The U.S. Forest Service recently gave the green light to the “Sunnyside ”mineral exploratory drilling project — a plan to drill 18 bore holes at six sites in the Patagonia Mountains in hopes of finding silver ore and creating larger mines. Despite the project’s deceivingly cheerful name, this exploratory drilling could have major impacts on both the mountains and the species that depend on this diverse “sky island” habitat for survival. And if mines are ever developed in this sensitive area, the outlook would not be so sunny for wildlife and water quality.
Situated in Arizona’s Coronado National Forest, the Patagonia Mountains are home to dozens of species listed as threatened or endangered under the Endangered Species Act (ESA), including jaguars, ocelots, lesser long-nosed bats, Mexican spotted owls, and the just recently listed yellow-billed cuckoo. The narrow topography of Humboldt Canyon, where the drilling is planned, would magnify the noise of the project’s non-stop drilling, making for a very loud 24 hours a day, 7 days a week, 6 month long headache. The noise produced by the drilling would reach 98 decibels, which is akin to riding a motorcycle or operating a chainsaw. Let’s take a closer look at the impact the project could have on some of the species in the area:
Jaguar & ocelot
Almost completely eliminated from the United States, both the jaguar and ocelot are listed as endangered under the ESA. Unfortunately, the Sunnyside Project lies in the middle of the jaguar’s formally designated critical habitat, and in an area important for ocelot recovery. For felines like jaguars and ocelots, this area is a critical corridor, connecting habitat in Mexico to habitat in the U.S. and allowing the animals to travel between these areas. Between the noise that drilling will produce round-the-clock and the light required for drilling at night, these cats will be driven away from one of the few areas that gives them access to good habitat north of the border, and those few cats already here will be cut off from the rest of the population in Mexico.
Lesser long-nosed bat

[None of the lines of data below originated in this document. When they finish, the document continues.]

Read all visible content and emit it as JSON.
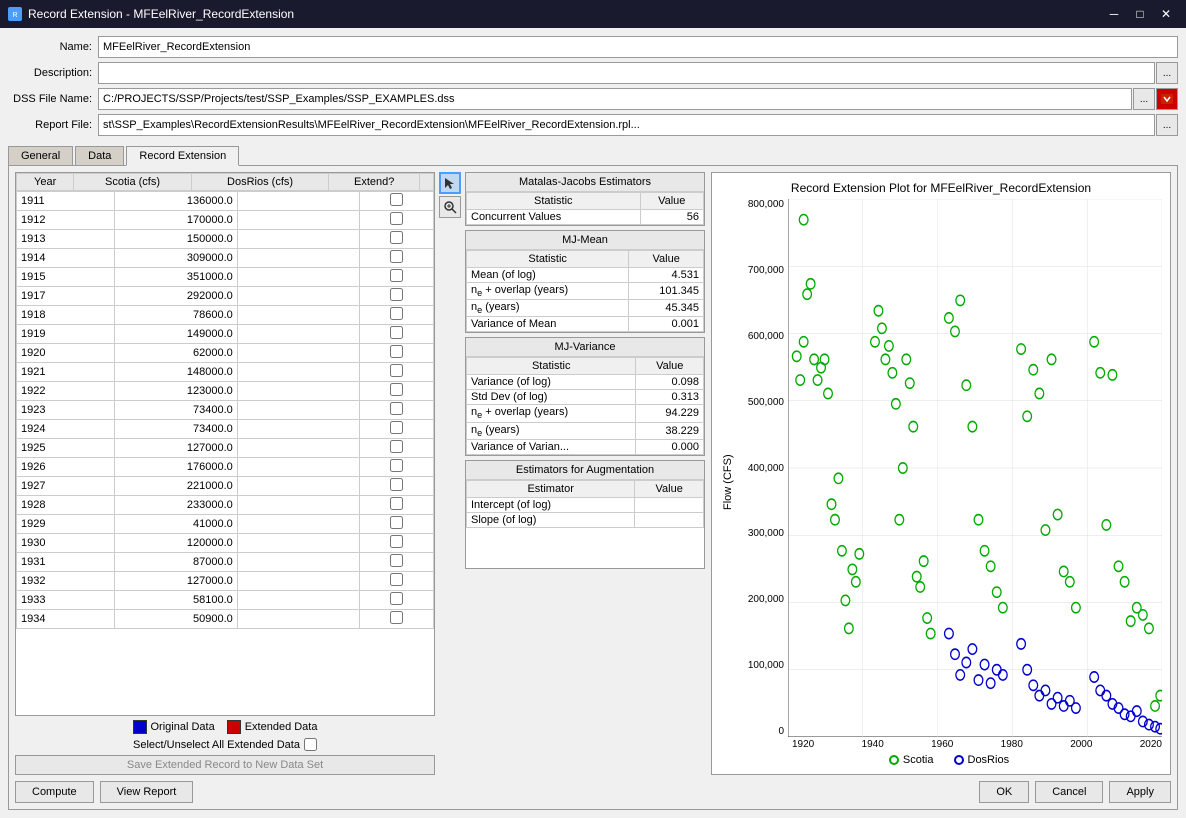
{
  "titleBar": {
    "title": "Record Extension - MFEelRiver_RecordExtension",
    "icon": "RE"
  },
  "form": {
    "nameLabel": "Name:",
    "nameValue": "MFEelRiver_RecordExtension",
    "descLabel": "Description:",
    "descValue": "",
    "dssLabel": "DSS File Name:",
    "dssValue": "C:/PROJECTS/SSP/Projects/test/SSP_Examples/SSP_EXAMPLES.dss",
    "reportLabel": "Report File:",
    "reportValue": "st\\SSP_Examples\\RecordExtensionResults\\MFEelRiver_RecordExtension\\MFEelRiver_RecordExtension.rpl..."
  },
  "tabs": {
    "items": [
      "General",
      "Data",
      "Record Extension"
    ],
    "active": "Record Extension"
  },
  "table": {
    "headers": [
      "Year",
      "Scotia (cfs)",
      "DosRios (cfs)",
      "Extend?"
    ],
    "rows": [
      {
        "year": "1911",
        "scotia": "136000.0",
        "dosrios": "",
        "extend": false
      },
      {
        "year": "1912",
        "scotia": "170000.0",
        "dosrios": "",
        "extend": false
      },
      {
        "year": "1913",
        "scotia": "150000.0",
        "dosrios": "",
        "extend": false
      },
      {
        "year": "1914",
        "scotia": "309000.0",
        "dosrios": "",
        "extend": false
      },
      {
        "year": "1915",
        "scotia": "351000.0",
        "dosrios": "",
        "extend": false
      },
      {
        "year": "1917",
        "scotia": "292000.0",
        "dosrios": "",
        "extend": false
      },
      {
        "year": "1918",
        "scotia": "78600.0",
        "dosrios": "",
        "extend": false
      },
      {
        "year": "1919",
        "scotia": "149000.0",
        "dosrios": "",
        "extend": false
      },
      {
        "year": "1920",
        "scotia": "62000.0",
        "dosrios": "",
        "extend": false
      },
      {
        "year": "1921",
        "scotia": "148000.0",
        "dosrios": "",
        "extend": false
      },
      {
        "year": "1922",
        "scotia": "123000.0",
        "dosrios": "",
        "extend": false
      },
      {
        "year": "1923",
        "scotia": "73400.0",
        "dosrios": "",
        "extend": false
      },
      {
        "year": "1924",
        "scotia": "73400.0",
        "dosrios": "",
        "extend": false
      },
      {
        "year": "1925",
        "scotia": "127000.0",
        "dosrios": "",
        "extend": false
      },
      {
        "year": "1926",
        "scotia": "176000.0",
        "dosrios": "",
        "extend": false
      },
      {
        "year": "1927",
        "scotia": "221000.0",
        "dosrios": "",
        "extend": false
      },
      {
        "year": "1928",
        "scotia": "233000.0",
        "dosrios": "",
        "extend": false
      },
      {
        "year": "1929",
        "scotia": "41000.0",
        "dosrios": "",
        "extend": false
      },
      {
        "year": "1930",
        "scotia": "120000.0",
        "dosrios": "",
        "extend": false
      },
      {
        "year": "1931",
        "scotia": "87000.0",
        "dosrios": "",
        "extend": false
      },
      {
        "year": "1932",
        "scotia": "127000.0",
        "dosrios": "",
        "extend": false
      },
      {
        "year": "1933",
        "scotia": "58100.0",
        "dosrios": "",
        "extend": false
      },
      {
        "year": "1934",
        "scotia": "50900.0",
        "dosrios": "",
        "extend": false
      }
    ]
  },
  "legend": {
    "originalLabel": "Original Data",
    "extendedLabel": "Extended Data",
    "selectLabel": "Select/Unselect All Extended Data"
  },
  "buttons": {
    "saveExtended": "Save Extended Record to New Data Set",
    "compute": "Compute",
    "viewReport": "View Report",
    "ok": "OK",
    "cancel": "Cancel",
    "apply": "Apply"
  },
  "mjEstimators": {
    "title": "Matalas-Jacobs Estimators",
    "statHeader": "Statistic",
    "valHeader": "Value",
    "concurrentLabel": "Concurrent Values",
    "concurrentValue": "56"
  },
  "mjMean": {
    "title": "MJ-Mean",
    "statHeader": "Statistic",
    "valHeader": "Value",
    "rows": [
      {
        "stat": "Mean (of log)",
        "val": "4.531"
      },
      {
        "stat": "nₑ + overlap (years)",
        "val": "101.345"
      },
      {
        "stat": "nₑ (years)",
        "val": "45.345"
      },
      {
        "stat": "Variance of Mean",
        "val": "0.001"
      }
    ]
  },
  "mjVariance": {
    "title": "MJ-Variance",
    "statHeader": "Statistic",
    "valHeader": "Value",
    "rows": [
      {
        "stat": "Variance (of log)",
        "val": "0.098"
      },
      {
        "stat": "Std Dev (of log)",
        "val": "0.313"
      },
      {
        "stat": "nₑ + overlap (years)",
        "val": "94.229"
      },
      {
        "stat": "nₑ (years)",
        "val": "38.229"
      },
      {
        "stat": "Variance of Varian...",
        "val": "0.000"
      }
    ]
  },
  "augmentation": {
    "title": "Estimators for Augmentation",
    "estimatorHeader": "Estimator",
    "valHeader": "Value",
    "rows": [
      {
        "est": "Intercept (of log)",
        "val": ""
      },
      {
        "est": "Slope (of log)",
        "val": ""
      }
    ]
  },
  "chart": {
    "title": "Record Extension Plot for MFEelRiver_RecordExtension",
    "yLabel": "Flow (CFS)",
    "yAxis": [
      "800,000",
      "700,000",
      "600,000",
      "500,000",
      "400,000",
      "300,000",
      "200,000",
      "100,000",
      "0"
    ],
    "xAxis": [
      "1920",
      "1940",
      "1960",
      "1980",
      "2000",
      "2020"
    ],
    "scotiaLabel": "Scotia",
    "dosriosLabel": "DosRios",
    "scotiaColor": "#00aa00",
    "dosriosColor": "#0000cc"
  }
}
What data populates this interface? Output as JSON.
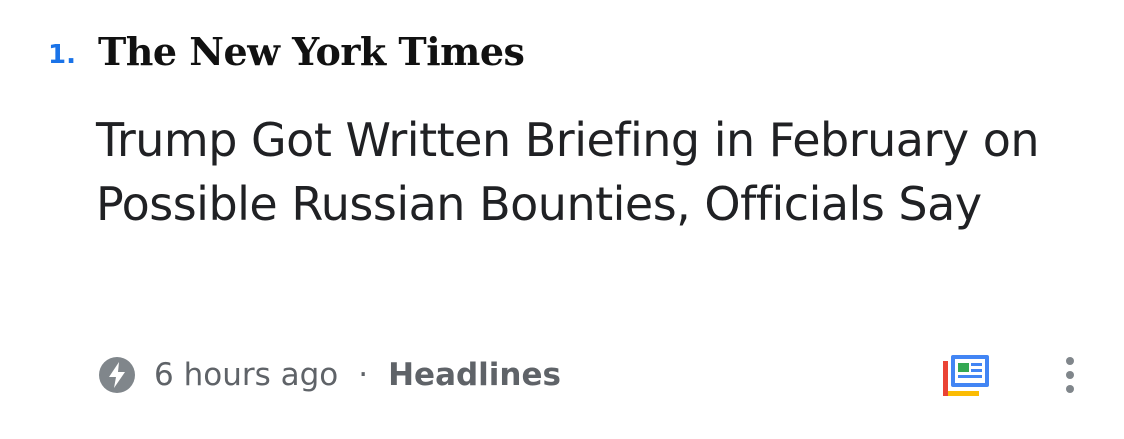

The lesser long-nosed bat is another endangered animal with a lot to lose: The Patagonia Bat Cave, a roost for mother and baby bats, is only five miles from the mining project area. Lesser long-nosed bats can go in search for food up to 36 miles away from their roosts, and there are eight additional roosts within feeding range of the Sunnyside Project, putting many more bats at risk. In addition to the drilling noise and artificial nighttime lighting, the project will clear vegetation around the drill pads, including agaves, a primary food group for the lesser long-nosed bat.
Mexican spotted owl
The threatened Mexican spotted owl has the most to lose from the drilling. Five of the six drilling sites are within a “Protected Activity Center,” the most important part of the Mexican spotted owl’s designated critical habitat. At least one breeding pair is known to live there. With a noise level of 98 decibels (the owls are negatively impacted at 69 decibels) this pair will be driven out of their nesting area. One of the drilling sites is only one-tenth of a mile from the core nesting area, a distance of just two or three city blocks. With the noise of the drilling, the owls might just as well nest on a busy street corner in Washington, DC!
And just about anything that drinks water
The Sunnyside Project would also have a negative impact on the area’s water, which impacts not only wildlife, but humans too. The waters of Harshaw Creek and Alum Gulch originate in the Sunnyside Project area and provide a critical source of drinking water for residents of the Town of Patagonia and wildlife alike in the watershed. Earlier this fall, heavy rainfall in the Patagonia Mountains led to flooding, which swept debris and pollution from historic abandoned mines into the creeks, turning Patagonia’s water supply a nasty shade of orange from heavy metal pollution and acidic drainage from the mines. And the drilling wouldn’t stop at damaging the water quality – it would impact quantity as well. The drilling alone requires 12,500 gallons of water per day, which is just over 10% of the water usage for the entire town of Patagonia. Over the course of six months, the mining project would use enough water to fill over three Olympic swimming pools of 660,000 gallons each. With the 18 drill holes reaching depths of up to 6,500 feet, they’re bound to disrupt the area’s aquifer which is typically encountered at 1,000 feet, posing additional risk to the Town’s water supply.
It’s clear that when the Forest Service rubber-stamped their approval for the Sunnyside mining project, the agency turned a blind eye to the impacts that round-the-clock drilling will have on threatened and endangered species in the Patagonia Mountains, and the Town of Patagonia’s water supply.
Defenders has objected to the mining projects in the Patagonia Mountains every step of the way, and we’re now turning to a federal court to hold the agencies accountable for their unlawful approval of the Sunnyside Project. The area’s valuable wildlife habitat, water supply, and handful of threatened and endangered species deserve protection, not pollution.
Anne Russell Gregory is the Conservation Law Coordinator at Defenders of Wildlife